Bind Query Log

Bind, bind, bind… So easy to use 95% of the time…

I recently had to debug an issue with Bind DNS queries. Thankfully this was a new instance and nothing was affected by it. One tool that proved essential for debugging this was the bind query log.

As long as you have logging configured inĀ /var/named/chroot/etc/named.conf (assuming you chroot bind, which I highly suggest) it will work by a simple command. Here is the logging portion of my name.conf file

logging{
        channel ns01_log{
                file "/var/log/ns1.log" versions 3 size 2m;
                severity info;
                print-severity yes;
                print-time yes;
                print-category yes;
        };
        category default{
                ns01_log;
        };
};

With that configured, all you need to do to turn bind query logging on is issue this command:

[[email protected] /]#rndc querylog

now that it logging has started, you can tail your ns1.log file to view the status of the incoming queries and better diagnose any queries that are causing problems.

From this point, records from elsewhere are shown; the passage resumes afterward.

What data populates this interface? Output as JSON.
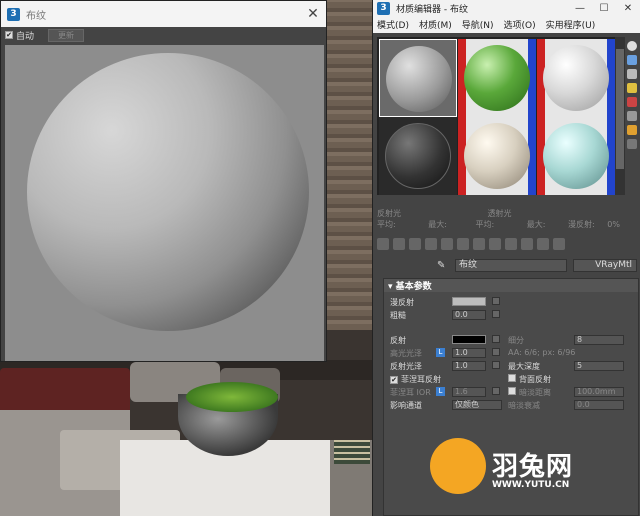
{
  "preview": {
    "title": "布纹",
    "app_badge": "3",
    "close": "✕",
    "auto_label": "自动",
    "update_label": "更新"
  },
  "editor": {
    "title": "材质编辑器 - 布纹",
    "app_badge": "3",
    "window_buttons": [
      "—",
      "☐",
      "✕"
    ],
    "menu": [
      "模式(D)",
      "材质(M)",
      "导航(N)",
      "选项(O)",
      "实用程序(U)"
    ],
    "info": {
      "reflect": "反射光",
      "refract": "透射光",
      "avg1": "平均:",
      "max1": "最大:",
      "avg2": "平均:",
      "max2": "最大:",
      "diffuse": "漫反射:",
      "pct": "0%"
    },
    "material_name": "布纹",
    "material_type": "VRayMtl",
    "rollout": "基本参数",
    "params": {
      "diffuse": "漫反射",
      "roughness": "粗糙",
      "roughness_val": "0.0",
      "reflect": "反射",
      "hilight_gloss": "高光光泽",
      "hilight_val": "1.0",
      "refl_gloss": "反射光泽",
      "refl_gloss_val": "1.0",
      "fresnel": "菲涅耳反射",
      "fresnel_ior": "菲涅耳 IOR",
      "fresnel_ior_val": "1.6",
      "affect_ch": "影响通道",
      "affect_ch_val": "仅颜色",
      "subdivs": "细分",
      "subdivs_val": "8",
      "aa": "AA: 6/6; px: 6/96",
      "max_depth": "最大深度",
      "max_depth_val": "5",
      "back_refl": "背面反射",
      "dim_dist": "暗淡距离",
      "dim_dist_val": "100.0mm",
      "dim_falloff": "暗淡衰减",
      "dim_falloff_val": "0.0",
      "L": "L"
    }
  },
  "watermark": {
    "text": "羽兔网",
    "url": "WWW.YUTU.CN"
  },
  "colors": {
    "diffuse_swatch": "#bdbdbd",
    "reflect_swatch": "#000000",
    "accent": "#f4a623"
  }
}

The ‘rndc status’ command will show you whether query logging is on or not. Here is some example output:

[[email protected] /]# rndc status
number of zones: 39
debug level: 0
xfers running: 0
xfers deferred: 0
soa queries in progress: 0
query logging is ON
recursive clients: 0/1000
tcp clients: 0/100
server is up and running

I wouldn’t recommend leaving this on for an extended period of time if you expect that the server is going to be resolving a lot of DNS queries. This file has the potential to fill up fast!

Leave a Reply

Your email address will not be published.